Task directions: Scan each line of the records for the word "name" and extract the ones that have it.

Dataset content:

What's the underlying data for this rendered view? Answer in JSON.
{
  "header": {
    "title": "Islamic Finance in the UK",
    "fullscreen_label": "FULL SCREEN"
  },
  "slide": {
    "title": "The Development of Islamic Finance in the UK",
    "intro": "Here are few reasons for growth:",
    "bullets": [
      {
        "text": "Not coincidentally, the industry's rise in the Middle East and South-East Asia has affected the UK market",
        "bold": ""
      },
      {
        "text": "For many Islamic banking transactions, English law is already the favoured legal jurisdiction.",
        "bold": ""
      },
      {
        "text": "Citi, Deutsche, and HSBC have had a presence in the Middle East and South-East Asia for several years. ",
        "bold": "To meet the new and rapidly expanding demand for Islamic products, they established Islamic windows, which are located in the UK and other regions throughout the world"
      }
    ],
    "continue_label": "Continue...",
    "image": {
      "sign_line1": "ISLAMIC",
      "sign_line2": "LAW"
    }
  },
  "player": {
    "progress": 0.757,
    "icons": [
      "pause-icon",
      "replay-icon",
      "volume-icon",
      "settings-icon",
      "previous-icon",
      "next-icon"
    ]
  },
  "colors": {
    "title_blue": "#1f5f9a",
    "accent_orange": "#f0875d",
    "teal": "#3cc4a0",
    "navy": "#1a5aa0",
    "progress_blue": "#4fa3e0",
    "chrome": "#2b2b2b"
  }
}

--

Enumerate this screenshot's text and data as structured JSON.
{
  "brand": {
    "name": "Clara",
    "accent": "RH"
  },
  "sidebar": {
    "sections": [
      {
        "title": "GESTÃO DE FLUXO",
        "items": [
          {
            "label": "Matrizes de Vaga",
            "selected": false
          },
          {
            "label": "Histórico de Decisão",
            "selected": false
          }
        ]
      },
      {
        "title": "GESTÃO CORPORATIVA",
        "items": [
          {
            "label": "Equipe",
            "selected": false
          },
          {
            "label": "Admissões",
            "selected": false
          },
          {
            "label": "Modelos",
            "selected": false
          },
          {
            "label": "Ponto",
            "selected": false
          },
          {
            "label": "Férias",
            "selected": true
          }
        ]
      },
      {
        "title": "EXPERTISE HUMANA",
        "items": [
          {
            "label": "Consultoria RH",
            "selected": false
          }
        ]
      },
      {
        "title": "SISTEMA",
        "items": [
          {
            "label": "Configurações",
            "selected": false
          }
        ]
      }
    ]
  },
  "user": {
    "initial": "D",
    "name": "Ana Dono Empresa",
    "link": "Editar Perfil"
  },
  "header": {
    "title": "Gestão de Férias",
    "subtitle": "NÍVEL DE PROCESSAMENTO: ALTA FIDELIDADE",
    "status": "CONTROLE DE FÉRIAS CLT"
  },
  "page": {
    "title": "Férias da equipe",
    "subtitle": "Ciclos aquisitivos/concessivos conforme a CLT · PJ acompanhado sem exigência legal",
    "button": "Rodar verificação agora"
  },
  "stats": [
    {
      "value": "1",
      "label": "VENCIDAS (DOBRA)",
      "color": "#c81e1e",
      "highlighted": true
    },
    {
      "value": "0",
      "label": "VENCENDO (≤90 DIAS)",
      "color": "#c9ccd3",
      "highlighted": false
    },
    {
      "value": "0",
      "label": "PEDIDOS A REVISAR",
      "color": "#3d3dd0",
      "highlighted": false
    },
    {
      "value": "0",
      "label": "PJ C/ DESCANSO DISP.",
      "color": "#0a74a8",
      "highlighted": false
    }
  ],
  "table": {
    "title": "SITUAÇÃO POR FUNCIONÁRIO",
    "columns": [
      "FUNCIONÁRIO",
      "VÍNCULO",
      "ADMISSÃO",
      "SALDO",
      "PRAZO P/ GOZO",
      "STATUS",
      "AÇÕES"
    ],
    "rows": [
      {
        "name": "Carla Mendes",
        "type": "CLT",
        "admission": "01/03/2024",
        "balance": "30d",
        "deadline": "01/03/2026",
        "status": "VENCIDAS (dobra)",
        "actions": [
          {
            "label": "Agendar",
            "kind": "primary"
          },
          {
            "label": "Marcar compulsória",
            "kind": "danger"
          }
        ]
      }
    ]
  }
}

Solution:
    "name": "Clara",
    "name": "Ana Dono Empresa",
        "name": "Carla Mendes",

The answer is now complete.